Take the 2-minute tour ×
Ask Different is a question and answer site for power users of Apple hardware and software. It's 100% free, no registration required.

I have an HP laptop and I'm thinking about buying OS X and running it inside a virtual machine on the laptop.

Is running OS X inside virtual machine allowed by the license?

share|improve this question
2  
@koiyu nailed this question with this answer - apple.stackexchange.com/questions/19939/… The terms for virtualization are not the same for 10.7, 10.6, etc... –  bmike Aug 8 '11 at 18:56
    
who cares? no one is going to stop you –  XAleXOwnZX Aug 9 '11 at 0:05
add comment

2 Answers 2

up vote 10 down vote accepted

Lion is the first Mac OS X to license some virtualization on the non-server OS.

From the 10.7 EULA:

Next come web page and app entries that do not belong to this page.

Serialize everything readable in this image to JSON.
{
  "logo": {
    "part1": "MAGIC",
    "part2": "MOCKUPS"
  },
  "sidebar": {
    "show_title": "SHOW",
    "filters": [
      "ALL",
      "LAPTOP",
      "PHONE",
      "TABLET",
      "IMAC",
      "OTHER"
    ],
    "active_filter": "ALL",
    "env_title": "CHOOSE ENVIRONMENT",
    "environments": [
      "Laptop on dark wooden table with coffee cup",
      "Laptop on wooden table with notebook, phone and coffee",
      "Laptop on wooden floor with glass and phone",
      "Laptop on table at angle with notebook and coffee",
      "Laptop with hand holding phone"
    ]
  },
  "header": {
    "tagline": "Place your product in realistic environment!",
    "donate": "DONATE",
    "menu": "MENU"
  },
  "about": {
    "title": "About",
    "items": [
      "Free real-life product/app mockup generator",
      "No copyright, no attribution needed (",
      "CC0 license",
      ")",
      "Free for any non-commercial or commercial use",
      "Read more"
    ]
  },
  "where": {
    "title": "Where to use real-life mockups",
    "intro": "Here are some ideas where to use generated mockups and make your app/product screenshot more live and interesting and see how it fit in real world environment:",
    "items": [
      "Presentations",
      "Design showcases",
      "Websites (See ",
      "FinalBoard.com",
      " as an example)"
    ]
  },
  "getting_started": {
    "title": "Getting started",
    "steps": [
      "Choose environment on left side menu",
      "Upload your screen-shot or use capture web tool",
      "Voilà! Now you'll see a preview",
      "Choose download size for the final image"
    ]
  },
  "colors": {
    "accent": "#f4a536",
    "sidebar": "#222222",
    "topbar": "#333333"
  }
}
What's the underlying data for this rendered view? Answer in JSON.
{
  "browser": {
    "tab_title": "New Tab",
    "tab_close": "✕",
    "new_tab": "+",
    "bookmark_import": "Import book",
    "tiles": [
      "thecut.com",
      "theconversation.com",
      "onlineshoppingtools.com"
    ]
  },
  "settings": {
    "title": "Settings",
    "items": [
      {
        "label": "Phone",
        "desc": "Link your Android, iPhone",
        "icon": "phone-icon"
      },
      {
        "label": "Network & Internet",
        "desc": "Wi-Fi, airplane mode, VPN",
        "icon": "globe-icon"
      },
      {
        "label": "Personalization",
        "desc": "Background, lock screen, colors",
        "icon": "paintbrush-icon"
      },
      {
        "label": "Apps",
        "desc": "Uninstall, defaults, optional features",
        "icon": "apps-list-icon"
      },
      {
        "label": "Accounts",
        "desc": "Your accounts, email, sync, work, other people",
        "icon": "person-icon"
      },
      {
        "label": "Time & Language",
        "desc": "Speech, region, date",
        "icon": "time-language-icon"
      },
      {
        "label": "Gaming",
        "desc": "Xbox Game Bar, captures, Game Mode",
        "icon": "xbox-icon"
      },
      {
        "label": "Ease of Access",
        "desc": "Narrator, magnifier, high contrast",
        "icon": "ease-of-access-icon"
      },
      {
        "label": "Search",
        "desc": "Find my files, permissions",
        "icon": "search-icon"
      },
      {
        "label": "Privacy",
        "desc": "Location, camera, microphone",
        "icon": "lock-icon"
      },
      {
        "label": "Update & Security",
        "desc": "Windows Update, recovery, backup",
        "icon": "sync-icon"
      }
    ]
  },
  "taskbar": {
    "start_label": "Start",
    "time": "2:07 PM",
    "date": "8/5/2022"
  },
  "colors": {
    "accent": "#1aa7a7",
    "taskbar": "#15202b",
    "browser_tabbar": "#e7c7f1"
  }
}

  • (iii) to install, use and run up to two (2) additional copies or instances of the Apple Software within virtual operating system environments on each Mac Computer you own or control that is already running the Apple Software.

Notice the condition, though: it's only allowed on Mac hardware when running Lion as the host OS. There are also provisions for installing it over Snow Leopard macs.

Running it on HP hardware would likely be a violation of the license as written. Check with your lawyer as always when the question of legality is involved since any license has to respect your local laws.

share|improve this answer
    
Why the downvote without a reason? The answer is absolutely correct. –  David Aug 8 '11 at 19:12
2  
David, your answer is misleading. The questioner specifically asked if it is allowed for him to run Mac OS X on his HP laptop. The answer to that question is NO! and the way in which you formulated your responses is confusing the issue. In his initial post he formulated two questions, and poorly. Responses should clarify the issue, not confuse it further. –  Wheat Williams Aug 8 '11 at 19:12
    
The QUESTION did not mention HP at all, so my answer covered all possible scenarios since other people will come to this question looking for information. Virutalizing Lion is allowed, but under conditions. Having said that, if you think the wording is confusing, that's what editing is for, not downvoting. I've now edited for clarity. –  David Aug 8 '11 at 19:13
    
David, I apologize if my reply was harsh. I just want to avoid confusing a newbie. He effectively posed two questions that are really separate issues, but in my opinion he did not realize the implications. Also, I am new to this site and I don't fully understand the editing rules. I will work on improving my "bedside manner". Thanks for your explanation. –  Wheat Williams Aug 8 '11 at 19:26
    
I definitely agree with your motivations here. :-) –  David Aug 8 '11 at 19:28
show 1 more comment

No. Apple expressly forbids running any Mac OS on a computer that is not made by Apple, under any circumstances.

What Apple does allow is running multiple instances of Mac OS X 10.7 Lion under a virtual machine on an Apple Macintosh computer that also runs Lion. This would not be of much use to a consumer; it is designed for use by developers and on servers for software testing and network implementation purposes.

share|improve this answer
1  
The EULA wording seems to indicate that the host computer must be running Lion; merely being a Mac is not enough. –  David Aug 8 '11 at 18:59
1  
I'd wager thousands if not millions of consumers would love to use Lion on their PC's in a virtual environment. –  bmike Aug 8 '11 at 18:59
    
bmike, of course they would! But Apple cannot make any money from this, and since the Macintosh and Mac OS X are Apple's products and intellectual property, they will not permit this. Furthermore, conventional wisdom says that it is the tight integration between Apple computer hardware and the Apple operating system that enables it to "just work". Permitting or condoning running Mac OS X on other companies' PCs would degrade the experience. –  Wheat Williams Aug 8 '11 at 19:30
add comment

Your Answer

 
discard

By posting your answer, you agree to the privacy policy and terms of service.

Not the answer you're looking for? Browse other questions tagged or ask your own question.